# WHAT YOU NEED TO DO
Review the material and extract every line in which the word "selector" occurs.

# DATA TO USE
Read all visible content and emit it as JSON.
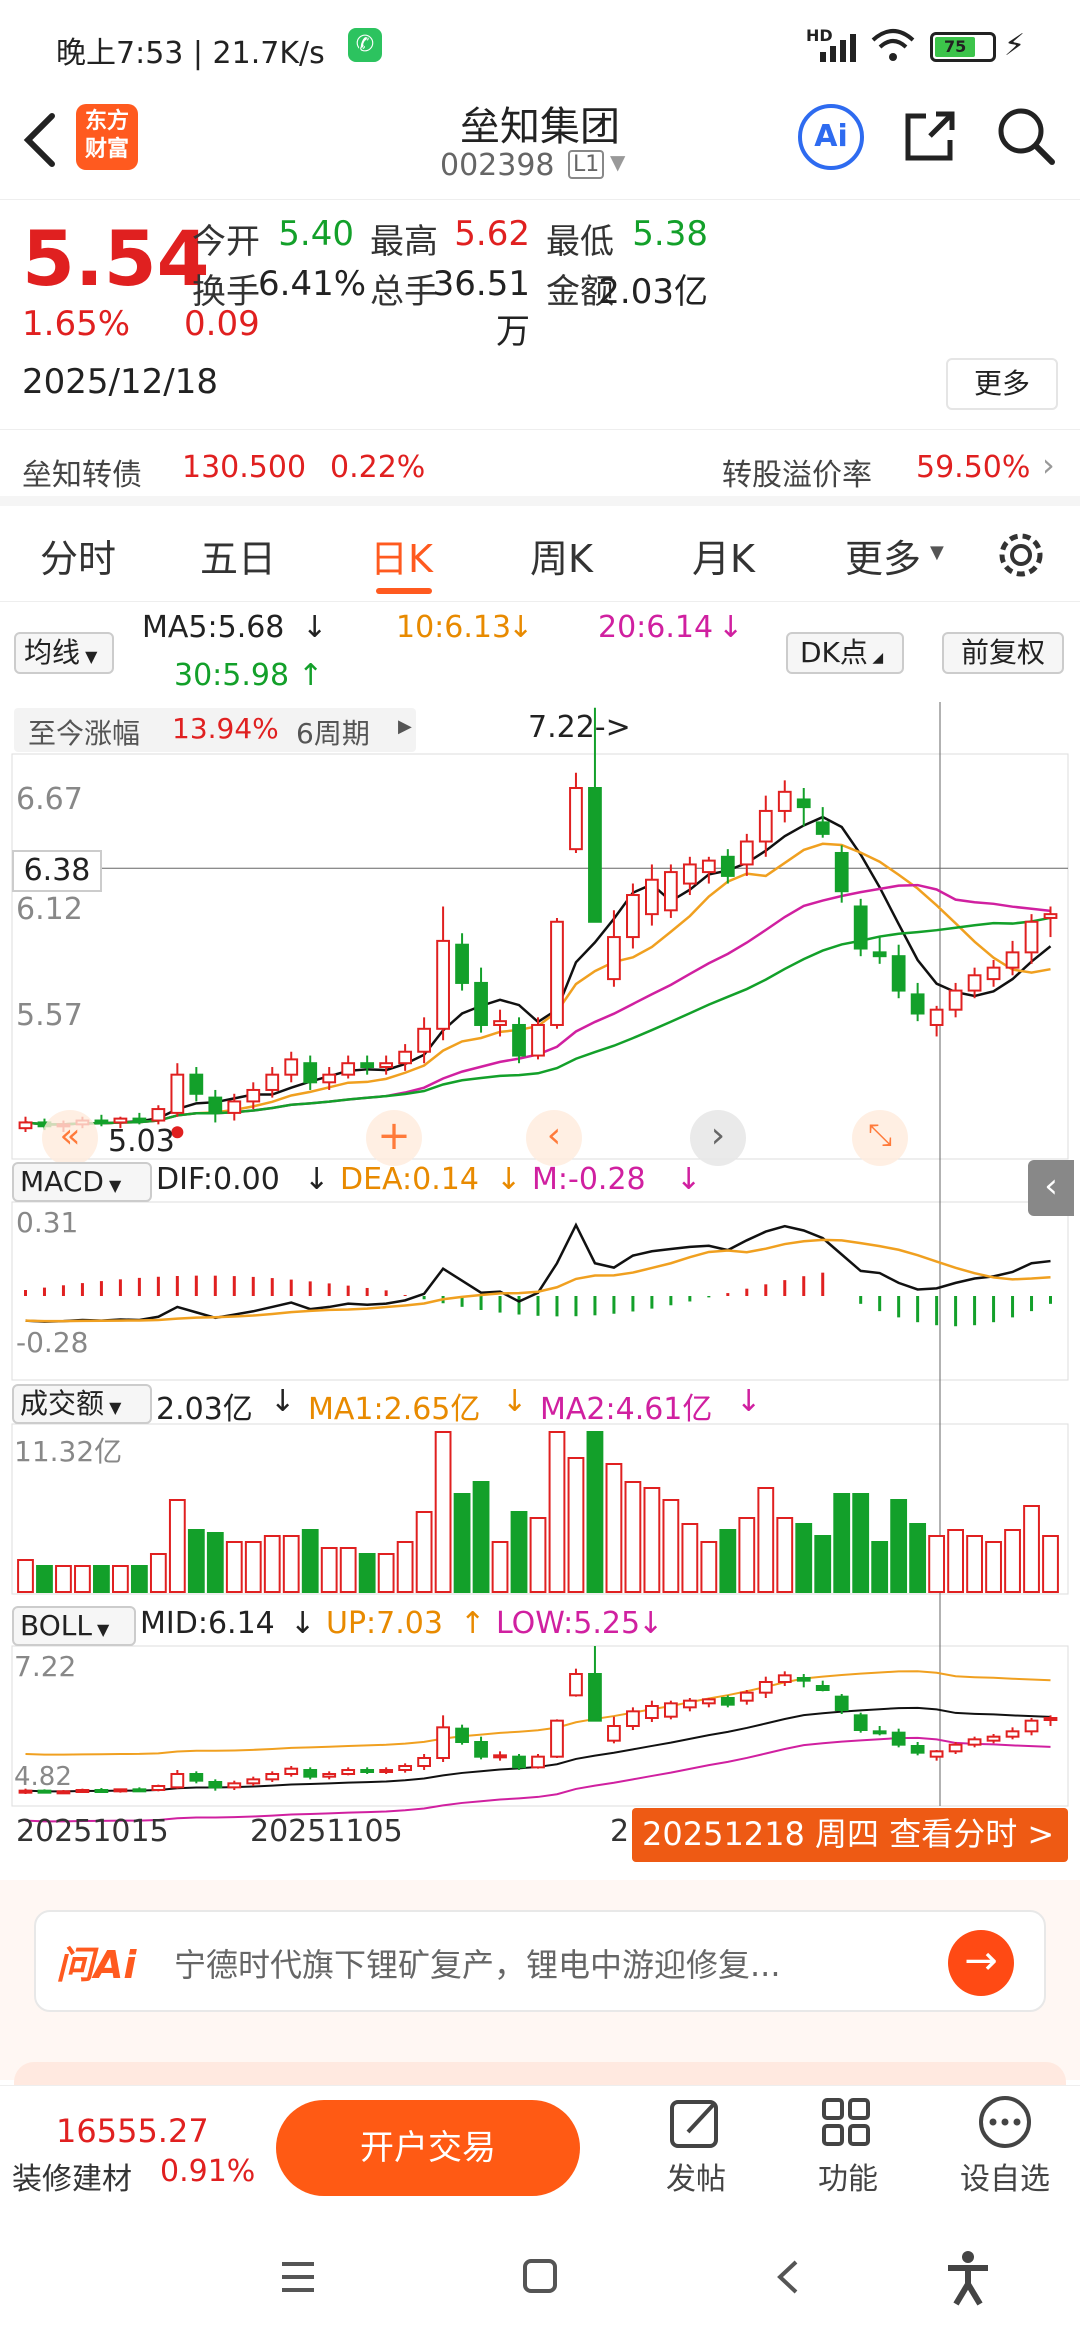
{
  "status": {
    "time": "晚上7:53 | 21.7K/s",
    "battery": "75",
    "signal": "HD"
  },
  "header": {
    "logo_line1": "东方",
    "logo_line2": "财富",
    "name": "垒知集团",
    "code": "002398",
    "level": "L1",
    "ai": "Ai"
  },
  "quote": {
    "price": "5.54",
    "change_pct": "1.65%",
    "change": "0.09",
    "date": "2025/12/18",
    "stats": [
      {
        "label": "今开",
        "value": "5.40",
        "color": "#13a02a"
      },
      {
        "label": "最高",
        "value": "5.62",
        "color": "#e02020"
      },
      {
        "label": "最低",
        "value": "5.38",
        "color": "#13a02a"
      },
      {
        "label": "换手",
        "value": "6.41%",
        "color": "#222222"
      },
      {
        "label": "总手",
        "value": "36.51万",
        "color": "#222222"
      },
      {
        "label": "金额",
        "value": "2.03亿",
        "color": "#222222"
      }
    ],
    "more": "更多"
  },
  "bond": {
    "name": "垒知转债",
    "price": "130.500",
    "pct": "0.22%",
    "premium_label": "转股溢价率",
    "premium": "59.50%"
  },
  "tabs": [
    "分时",
    "五日",
    "日K",
    "周K",
    "月K",
    "更多"
  ],
  "active_tab": 2,
  "ma": {
    "selector": "均线",
    "ma5": "MA5:5.68",
    "ma10": "10:6.13",
    "ma20": "20:6.14",
    "ma30": "30:5.98",
    "dk": "DK点",
    "adjust": "前复权"
  },
  "range": {
    "label": "至今涨幅",
    "value": "13.94%",
    "period": "6周期"
  },
  "price_axis": {
    "top": "6.67",
    "crosshair": "6.38",
    "mid": "6.12",
    "low": "5.57",
    "min_label": "5.03",
    "peak_label": "7.22->"
  },
  "macd": {
    "selector": "MACD",
    "dif": "DIF:0.00",
    "dea": "DEA:0.14",
    "m": "M:-0.28",
    "top": "0.31",
    "bottom": "-0.28"
  },
  "volume": {
    "selector": "成交额",
    "value": "2.03亿",
    "ma1": "MA1:2.65亿",
    "ma2": "MA2:4.61亿",
    "top": "11.32亿"
  },
  "boll": {
    "selector": "BOLL",
    "mid": "MID:6.14",
    "up": "UP:7.03",
    "low": "LOW:5.25",
    "top": "7.22",
    "bottom": "4.82"
  },
  "dates": {
    "d1": "20251015",
    "d2": "20251105",
    "d3": "2",
    "tooltip": "20251218 周四  查看分时 >"
  },
  "ask": {
    "logo": "问Ai",
    "text": "宁德时代旗下锂矿复产，锂电中游迎修复..."
  },
  "bottom": {
    "index_value": "16555.27",
    "sector": "装修建材",
    "sector_pct": "0.91%",
    "trade": "开户交易",
    "post": "发帖",
    "func": "功能",
    "watch": "设自选"
  },
  "colors": {
    "up": "#e02020",
    "down": "#13a02a",
    "accent": "#ff5a1f"
  },
  "chart_data": {
    "type": "candlestick",
    "candles": [
      {
        "o": 5.02,
        "h": 5.08,
        "l": 5.0,
        "c": 5.05
      },
      {
        "o": 5.05,
        "h": 5.07,
        "l": 5.01,
        "c": 5.03
      },
      {
        "o": 5.03,
        "h": 5.06,
        "l": 5.0,
        "c": 5.04
      },
      {
        "o": 5.04,
        "h": 5.08,
        "l": 5.02,
        "c": 5.06
      },
      {
        "o": 5.06,
        "h": 5.09,
        "l": 5.03,
        "c": 5.05
      },
      {
        "o": 5.05,
        "h": 5.08,
        "l": 5.02,
        "c": 5.07
      },
      {
        "o": 5.07,
        "h": 5.1,
        "l": 5.04,
        "c": 5.06
      },
      {
        "o": 5.06,
        "h": 5.14,
        "l": 5.04,
        "c": 5.12
      },
      {
        "o": 5.1,
        "h": 5.36,
        "l": 5.08,
        "c": 5.3
      },
      {
        "o": 5.3,
        "h": 5.34,
        "l": 5.16,
        "c": 5.2
      },
      {
        "o": 5.18,
        "h": 5.22,
        "l": 5.05,
        "c": 5.1
      },
      {
        "o": 5.1,
        "h": 5.2,
        "l": 5.06,
        "c": 5.16
      },
      {
        "o": 5.16,
        "h": 5.26,
        "l": 5.12,
        "c": 5.22
      },
      {
        "o": 5.22,
        "h": 5.34,
        "l": 5.18,
        "c": 5.3
      },
      {
        "o": 5.3,
        "h": 5.42,
        "l": 5.26,
        "c": 5.38
      },
      {
        "o": 5.36,
        "h": 5.4,
        "l": 5.22,
        "c": 5.26
      },
      {
        "o": 5.26,
        "h": 5.34,
        "l": 5.22,
        "c": 5.3
      },
      {
        "o": 5.3,
        "h": 5.4,
        "l": 5.28,
        "c": 5.36
      },
      {
        "o": 5.36,
        "h": 5.4,
        "l": 5.3,
        "c": 5.34
      },
      {
        "o": 5.34,
        "h": 5.4,
        "l": 5.3,
        "c": 5.36
      },
      {
        "o": 5.36,
        "h": 5.46,
        "l": 5.32,
        "c": 5.42
      },
      {
        "o": 5.42,
        "h": 5.6,
        "l": 5.36,
        "c": 5.54
      },
      {
        "o": 5.54,
        "h": 6.18,
        "l": 5.48,
        "c": 6.0
      },
      {
        "o": 5.98,
        "h": 6.04,
        "l": 5.74,
        "c": 5.78
      },
      {
        "o": 5.78,
        "h": 5.86,
        "l": 5.52,
        "c": 5.56
      },
      {
        "o": 5.56,
        "h": 5.64,
        "l": 5.5,
        "c": 5.58
      },
      {
        "o": 5.56,
        "h": 5.6,
        "l": 5.36,
        "c": 5.4
      },
      {
        "o": 5.4,
        "h": 5.6,
        "l": 5.38,
        "c": 5.56
      },
      {
        "o": 5.56,
        "h": 6.12,
        "l": 5.54,
        "c": 6.1
      },
      {
        "o": 6.48,
        "h": 6.88,
        "l": 6.46,
        "c": 6.8
      },
      {
        "o": 6.8,
        "h": 7.22,
        "l": 6.1,
        "c": 6.1
      },
      {
        "o": 5.8,
        "h": 6.16,
        "l": 5.76,
        "c": 6.02
      },
      {
        "o": 6.02,
        "h": 6.3,
        "l": 5.96,
        "c": 6.24
      },
      {
        "o": 6.14,
        "h": 6.4,
        "l": 6.08,
        "c": 6.32
      },
      {
        "o": 6.16,
        "h": 6.4,
        "l": 6.12,
        "c": 6.36
      },
      {
        "o": 6.3,
        "h": 6.44,
        "l": 6.24,
        "c": 6.4
      },
      {
        "o": 6.36,
        "h": 6.44,
        "l": 6.3,
        "c": 6.42
      },
      {
        "o": 6.44,
        "h": 6.48,
        "l": 6.3,
        "c": 6.34
      },
      {
        "o": 6.4,
        "h": 6.56,
        "l": 6.34,
        "c": 6.52
      },
      {
        "o": 6.52,
        "h": 6.76,
        "l": 6.44,
        "c": 6.68
      },
      {
        "o": 6.68,
        "h": 6.84,
        "l": 6.62,
        "c": 6.78
      },
      {
        "o": 6.74,
        "h": 6.8,
        "l": 6.6,
        "c": 6.7
      },
      {
        "o": 6.62,
        "h": 6.7,
        "l": 6.54,
        "c": 6.56
      },
      {
        "o": 6.46,
        "h": 6.5,
        "l": 6.2,
        "c": 6.26
      },
      {
        "o": 6.18,
        "h": 6.22,
        "l": 5.92,
        "c": 5.96
      },
      {
        "o": 5.94,
        "h": 6.02,
        "l": 5.88,
        "c": 5.92
      },
      {
        "o": 5.92,
        "h": 5.98,
        "l": 5.7,
        "c": 5.74
      },
      {
        "o": 5.72,
        "h": 5.78,
        "l": 5.58,
        "c": 5.62
      },
      {
        "o": 5.56,
        "h": 5.66,
        "l": 5.5,
        "c": 5.64
      },
      {
        "o": 5.64,
        "h": 5.78,
        "l": 5.6,
        "c": 5.74
      },
      {
        "o": 5.74,
        "h": 5.86,
        "l": 5.7,
        "c": 5.82
      },
      {
        "o": 5.8,
        "h": 5.9,
        "l": 5.76,
        "c": 5.86
      },
      {
        "o": 5.86,
        "h": 6.0,
        "l": 5.82,
        "c": 5.94
      },
      {
        "o": 5.94,
        "h": 6.14,
        "l": 5.88,
        "c": 6.1
      },
      {
        "o": 6.12,
        "h": 6.18,
        "l": 6.02,
        "c": 6.14
      }
    ],
    "ylim": [
      5.0,
      7.25
    ]
  }
}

# THE COMPLETED TASK
    "selector": "均线",
    "selector": "MACD",
    "selector": "成交额",
    "selector": "BOLL",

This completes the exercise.